Scan the data below for the string "legend". Copy every line where it appears.
Start of Dataset records
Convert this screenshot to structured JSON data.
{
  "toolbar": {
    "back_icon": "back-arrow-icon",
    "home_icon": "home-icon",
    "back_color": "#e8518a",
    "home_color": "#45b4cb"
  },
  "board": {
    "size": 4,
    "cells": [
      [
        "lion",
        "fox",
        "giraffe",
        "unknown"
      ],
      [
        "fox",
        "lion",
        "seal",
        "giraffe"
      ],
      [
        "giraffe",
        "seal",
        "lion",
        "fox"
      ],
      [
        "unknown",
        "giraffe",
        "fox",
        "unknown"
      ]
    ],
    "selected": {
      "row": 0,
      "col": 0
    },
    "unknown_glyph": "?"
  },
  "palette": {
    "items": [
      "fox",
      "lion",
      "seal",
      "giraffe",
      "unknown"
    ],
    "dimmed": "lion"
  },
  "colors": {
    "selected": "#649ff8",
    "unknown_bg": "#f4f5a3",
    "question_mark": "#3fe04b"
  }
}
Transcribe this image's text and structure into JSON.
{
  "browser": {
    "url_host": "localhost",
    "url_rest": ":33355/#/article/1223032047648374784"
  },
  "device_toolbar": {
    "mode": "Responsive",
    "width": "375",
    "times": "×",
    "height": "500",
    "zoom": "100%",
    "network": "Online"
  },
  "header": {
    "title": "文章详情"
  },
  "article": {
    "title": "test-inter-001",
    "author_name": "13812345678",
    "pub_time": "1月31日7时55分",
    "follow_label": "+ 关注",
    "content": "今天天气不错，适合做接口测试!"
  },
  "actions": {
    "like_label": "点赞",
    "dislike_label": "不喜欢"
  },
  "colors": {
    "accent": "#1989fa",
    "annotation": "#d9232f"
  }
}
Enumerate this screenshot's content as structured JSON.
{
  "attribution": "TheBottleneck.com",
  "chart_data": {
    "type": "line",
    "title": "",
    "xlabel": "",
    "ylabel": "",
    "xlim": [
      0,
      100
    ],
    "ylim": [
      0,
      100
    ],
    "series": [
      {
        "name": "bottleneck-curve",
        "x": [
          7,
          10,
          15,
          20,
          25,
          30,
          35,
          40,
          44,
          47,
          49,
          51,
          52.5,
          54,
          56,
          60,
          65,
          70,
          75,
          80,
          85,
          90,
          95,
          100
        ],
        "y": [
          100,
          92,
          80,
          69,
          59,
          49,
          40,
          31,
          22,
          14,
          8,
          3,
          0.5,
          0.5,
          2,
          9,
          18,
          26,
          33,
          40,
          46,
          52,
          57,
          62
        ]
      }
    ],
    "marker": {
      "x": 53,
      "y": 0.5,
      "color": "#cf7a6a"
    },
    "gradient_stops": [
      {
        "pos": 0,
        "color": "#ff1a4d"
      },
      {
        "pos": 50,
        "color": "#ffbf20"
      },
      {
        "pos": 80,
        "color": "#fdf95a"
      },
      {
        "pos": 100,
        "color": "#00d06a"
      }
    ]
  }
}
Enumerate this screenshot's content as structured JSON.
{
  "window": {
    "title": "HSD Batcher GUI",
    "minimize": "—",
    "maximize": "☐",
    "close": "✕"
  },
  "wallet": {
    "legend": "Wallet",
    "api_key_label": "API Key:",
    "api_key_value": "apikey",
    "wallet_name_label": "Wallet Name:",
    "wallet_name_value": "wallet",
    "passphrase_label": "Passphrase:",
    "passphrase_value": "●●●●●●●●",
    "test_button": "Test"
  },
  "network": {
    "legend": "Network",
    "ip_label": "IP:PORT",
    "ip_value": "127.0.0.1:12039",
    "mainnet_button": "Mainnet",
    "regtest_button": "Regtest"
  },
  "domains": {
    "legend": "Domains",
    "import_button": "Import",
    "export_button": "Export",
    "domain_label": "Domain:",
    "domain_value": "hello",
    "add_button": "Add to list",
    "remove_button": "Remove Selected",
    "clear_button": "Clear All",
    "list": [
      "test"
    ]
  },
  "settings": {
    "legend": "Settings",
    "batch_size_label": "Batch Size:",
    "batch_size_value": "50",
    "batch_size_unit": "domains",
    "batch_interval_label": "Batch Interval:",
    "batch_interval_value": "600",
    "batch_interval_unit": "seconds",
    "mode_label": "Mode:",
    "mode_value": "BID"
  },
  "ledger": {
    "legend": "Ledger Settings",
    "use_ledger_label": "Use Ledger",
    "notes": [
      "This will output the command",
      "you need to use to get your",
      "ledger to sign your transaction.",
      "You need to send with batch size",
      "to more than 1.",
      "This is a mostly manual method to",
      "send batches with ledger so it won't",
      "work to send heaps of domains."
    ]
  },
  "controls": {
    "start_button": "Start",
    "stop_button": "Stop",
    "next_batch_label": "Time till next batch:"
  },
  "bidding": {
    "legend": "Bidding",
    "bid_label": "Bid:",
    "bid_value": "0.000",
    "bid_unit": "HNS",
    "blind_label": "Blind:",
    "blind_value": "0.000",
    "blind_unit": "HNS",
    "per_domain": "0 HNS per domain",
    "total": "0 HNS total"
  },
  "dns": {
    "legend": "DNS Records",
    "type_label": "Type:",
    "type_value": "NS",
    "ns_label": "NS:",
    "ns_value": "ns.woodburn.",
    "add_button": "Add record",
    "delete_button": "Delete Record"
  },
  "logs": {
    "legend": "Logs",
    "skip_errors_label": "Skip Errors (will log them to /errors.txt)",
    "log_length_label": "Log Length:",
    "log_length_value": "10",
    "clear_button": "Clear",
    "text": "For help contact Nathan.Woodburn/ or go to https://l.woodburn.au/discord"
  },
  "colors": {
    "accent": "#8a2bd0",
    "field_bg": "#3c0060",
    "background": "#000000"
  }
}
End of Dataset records
Output >>
    "legend": "Wallet",
    "legend": "Network",
    "legend": "Domains",
    "legend": "Settings",
    "legend": "Ledger Settings",
    "legend": "Bidding",
    "legend": "DNS Records",
    "legend": "Logs",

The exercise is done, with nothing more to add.